*Your instructions:* Would you retype every line below without changing anything?

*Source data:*

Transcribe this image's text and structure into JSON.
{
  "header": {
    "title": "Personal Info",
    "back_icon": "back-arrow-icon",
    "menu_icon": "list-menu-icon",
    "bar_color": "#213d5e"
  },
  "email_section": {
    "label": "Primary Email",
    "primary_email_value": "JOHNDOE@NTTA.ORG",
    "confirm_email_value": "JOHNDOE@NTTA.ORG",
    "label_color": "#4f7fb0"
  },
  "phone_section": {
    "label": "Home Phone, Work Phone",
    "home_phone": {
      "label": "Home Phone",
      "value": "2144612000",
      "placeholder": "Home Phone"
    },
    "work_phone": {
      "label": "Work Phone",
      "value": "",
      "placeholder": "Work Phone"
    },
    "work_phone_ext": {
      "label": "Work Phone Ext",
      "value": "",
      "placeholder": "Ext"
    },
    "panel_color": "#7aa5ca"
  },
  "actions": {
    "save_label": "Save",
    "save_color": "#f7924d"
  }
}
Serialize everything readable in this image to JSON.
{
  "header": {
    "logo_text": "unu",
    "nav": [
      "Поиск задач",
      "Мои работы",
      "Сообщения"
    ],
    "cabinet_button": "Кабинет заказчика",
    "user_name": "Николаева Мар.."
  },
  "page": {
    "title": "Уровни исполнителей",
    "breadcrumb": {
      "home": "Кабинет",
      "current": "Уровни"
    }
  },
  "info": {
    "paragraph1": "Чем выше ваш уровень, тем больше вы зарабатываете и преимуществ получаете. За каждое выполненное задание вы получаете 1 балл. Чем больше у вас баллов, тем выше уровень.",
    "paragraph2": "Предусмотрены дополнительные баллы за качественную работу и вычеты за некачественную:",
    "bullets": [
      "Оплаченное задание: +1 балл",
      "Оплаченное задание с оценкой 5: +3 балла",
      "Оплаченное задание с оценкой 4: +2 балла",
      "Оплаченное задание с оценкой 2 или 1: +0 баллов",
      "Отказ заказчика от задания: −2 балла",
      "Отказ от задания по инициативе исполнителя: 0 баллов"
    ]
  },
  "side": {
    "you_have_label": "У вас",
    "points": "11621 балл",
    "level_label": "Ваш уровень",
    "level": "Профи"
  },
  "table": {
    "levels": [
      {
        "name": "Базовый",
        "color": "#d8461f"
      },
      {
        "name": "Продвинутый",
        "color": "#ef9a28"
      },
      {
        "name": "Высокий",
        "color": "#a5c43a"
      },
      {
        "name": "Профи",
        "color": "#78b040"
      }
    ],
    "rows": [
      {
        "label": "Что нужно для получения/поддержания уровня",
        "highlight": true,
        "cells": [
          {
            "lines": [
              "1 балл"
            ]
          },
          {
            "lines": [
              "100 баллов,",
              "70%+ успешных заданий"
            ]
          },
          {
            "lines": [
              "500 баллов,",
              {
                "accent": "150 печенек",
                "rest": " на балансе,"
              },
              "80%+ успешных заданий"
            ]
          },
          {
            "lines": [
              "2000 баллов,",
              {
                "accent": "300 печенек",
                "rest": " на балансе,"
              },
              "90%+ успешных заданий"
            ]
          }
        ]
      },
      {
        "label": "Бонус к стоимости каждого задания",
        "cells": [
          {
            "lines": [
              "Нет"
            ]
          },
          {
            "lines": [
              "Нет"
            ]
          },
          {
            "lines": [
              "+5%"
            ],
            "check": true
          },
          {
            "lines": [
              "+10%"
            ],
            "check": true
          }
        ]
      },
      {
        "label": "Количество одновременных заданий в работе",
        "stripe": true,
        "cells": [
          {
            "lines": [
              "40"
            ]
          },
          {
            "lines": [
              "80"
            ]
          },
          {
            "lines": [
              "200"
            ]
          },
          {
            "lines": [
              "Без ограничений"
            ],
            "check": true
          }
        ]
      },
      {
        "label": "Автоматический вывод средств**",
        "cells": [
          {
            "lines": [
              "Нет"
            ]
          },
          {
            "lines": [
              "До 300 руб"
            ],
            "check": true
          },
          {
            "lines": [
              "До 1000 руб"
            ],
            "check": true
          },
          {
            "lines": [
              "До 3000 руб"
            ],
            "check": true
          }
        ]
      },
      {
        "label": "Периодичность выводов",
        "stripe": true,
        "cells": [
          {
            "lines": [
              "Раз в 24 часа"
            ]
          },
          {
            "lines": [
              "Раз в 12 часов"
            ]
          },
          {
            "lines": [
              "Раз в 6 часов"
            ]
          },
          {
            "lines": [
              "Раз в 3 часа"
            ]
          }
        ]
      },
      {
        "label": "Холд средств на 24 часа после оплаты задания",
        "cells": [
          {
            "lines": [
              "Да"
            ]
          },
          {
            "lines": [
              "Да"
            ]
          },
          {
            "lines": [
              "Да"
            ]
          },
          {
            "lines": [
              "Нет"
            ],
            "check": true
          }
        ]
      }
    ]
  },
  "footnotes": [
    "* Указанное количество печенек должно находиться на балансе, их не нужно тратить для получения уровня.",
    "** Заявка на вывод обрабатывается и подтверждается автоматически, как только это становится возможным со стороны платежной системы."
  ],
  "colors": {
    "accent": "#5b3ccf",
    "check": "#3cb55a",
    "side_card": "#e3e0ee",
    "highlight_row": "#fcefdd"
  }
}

*Result:*
Transcribe this image's text and structure into JSON.
{
  "header": {
    "title": "Personal Info",
    "back_icon": "back-arrow-icon",
    "menu_icon": "list-menu-icon",
    "bar_color": "#213d5e"
  },
  "email_section": {
    "label": "Primary Email",
    "primary_email_value": "JOHNDOE@NTTA.ORG",
    "confirm_email_value": "JOHNDOE@NTTA.ORG",
    "label_color": "#4f7fb0"
  },
  "phone_section": {
    "label": "Home Phone, Work Phone",
    "home_phone": {
      "label": "Home Phone",
      "value": "2144612000",
      "placeholder": "Home Phone"
    },
    "work_phone": {
      "label": "Work Phone",
      "value": "",
      "placeholder": "Work Phone"
    },
    "work_phone_ext": {
      "label": "Work Phone Ext",
      "value": "",
      "placeholder": "Ext"
    },
    "panel_color": "#7aa5ca"
  },
  "actions": {
    "save_label": "Save",
    "save_color": "#f7924d"
  }
}
Serialize everything readable in this image to JSON.
{
  "header": {
    "logo_text": "unu",
    "nav": [
      "Поиск задач",
      "Мои работы",
      "Сообщения"
    ],
    "cabinet_button": "Кабинет заказчика",
    "user_name": "Николаева Мар.."
  },
  "page": {
    "title": "Уровни исполнителей",
    "breadcrumb": {
      "home": "Кабинет",
      "current": "Уровни"
    }
  },
  "info": {
    "paragraph1": "Чем выше ваш уровень, тем больше вы зарабатываете и преимуществ получаете. За каждое выполненное задание вы получаете 1 балл. Чем больше у вас баллов, тем выше уровень.",
    "paragraph2": "Предусмотрены дополнительные баллы за качественную работу и вычеты за некачественную:",
    "bullets": [
      "Оплаченное задание: +1 балл",
      "Оплаченное задание с оценкой 5: +3 балла",
      "Оплаченное задание с оценкой 4: +2 балла",
      "Оплаченное задание с оценкой 2 или 1: +0 баллов",
      "Отказ заказчика от задания: −2 балла",
      "Отказ от задания по инициативе исполнителя: 0 баллов"
    ]
  },
  "side": {
    "you_have_label": "У вас",
    "points": "11621 балл",
    "level_label": "Ваш уровень",
    "level": "Профи"
  },
  "table": {
    "levels": [
      {
        "name": "Базовый",
        "color": "#d8461f"
      },
      {
        "name": "Продвинутый",
        "color": "#ef9a28"
      },
      {
        "name": "Высокий",
        "color": "#a5c43a"
      },
      {
        "name": "Профи",
        "color": "#78b040"
      }
    ],
    "rows": [
      {
        "label": "Что нужно для получения/поддержания уровня",
        "highlight": true,
        "cells": [
          {
            "lines": [
              "1 балл"
            ]
          },
          {
            "lines": [
              "100 баллов,",
              "70%+ успешных заданий"
            ]
          },
          {
            "lines": [
              "500 баллов,",
              {
                "accent": "150 печенек",
                "rest": " на балансе,"
              },
              "80%+ успешных заданий"
            ]
          },
          {
            "lines": [
              "2000 баллов,",
              {
                "accent": "300 печенек",
                "rest": " на балансе,"
              },
              "90%+ успешных заданий"
            ]
          }
        ]
      },
      {
        "label": "Бонус к стоимости каждого задания",
        "cells": [
          {
            "lines": [
              "Нет"
            ]
          },
          {
            "lines": [
              "Нет"
            ]
          },
          {
            "lines": [
              "+5%"
            ],
            "check": true
          },
          {
            "lines": [
              "+10%"
            ],
            "check": true
          }
        ]
      },
      {
        "label": "Количество одновременных заданий в работе",
        "stripe": true,
        "cells": [
          {
            "lines": [
              "40"
            ]
          },
          {
            "lines": [
              "80"
            ]
          },
          {
            "lines": [
              "200"
            ]
          },
          {
            "lines": [
              "Без ограничений"
            ],
            "check": true
          }
        ]
      },
      {
        "label": "Автоматический вывод средств**",
        "cells": [
          {
            "lines": [
              "Нет"
            ]
          },
          {
            "lines": [
              "До 300 руб"
            ],
            "check": true
          },
          {
            "lines": [
              "До 1000 руб"
            ],
            "check": true
          },
          {
            "lines": [
              "До 3000 руб"
            ],
            "check": true
          }
        ]
      },
      {
        "label": "Периодичность выводов",
        "stripe": true,
        "cells": [
          {
            "lines": [
              "Раз в 24 часа"
            ]
          },
          {
            "lines": [
              "Раз в 12 часов"
            ]
          },
          {
            "lines": [
              "Раз в 6 часов"
            ]
          },
          {
            "lines": [
              "Раз в 3 часа"
            ]
          }
        ]
      },
      {
        "label": "Холд средств на 24 часа после оплаты задания",
        "cells": [
          {
            "lines": [
              "Да"
            ]
          },
          {
            "lines": [
              "Да"
            ]
          },
          {
            "lines": [
              "Да"
            ]
          },
          {
            "lines": [
              "Нет"
            ],
            "check": true
          }
        ]
      }
    ]
  },
  "footnotes": [
    "* Указанное количество печенек должно находиться на балансе, их не нужно тратить для получения уровня.",
    "** Заявка на вывод обрабатывается и подтверждается автоматически, как только это становится возможным со стороны платежной системы."
  ],
  "colors": {
    "accent": "#5b3ccf",
    "check": "#3cb55a",
    "side_card": "#e3e0ee",
    "highlight_row": "#fcefdd"
  }
}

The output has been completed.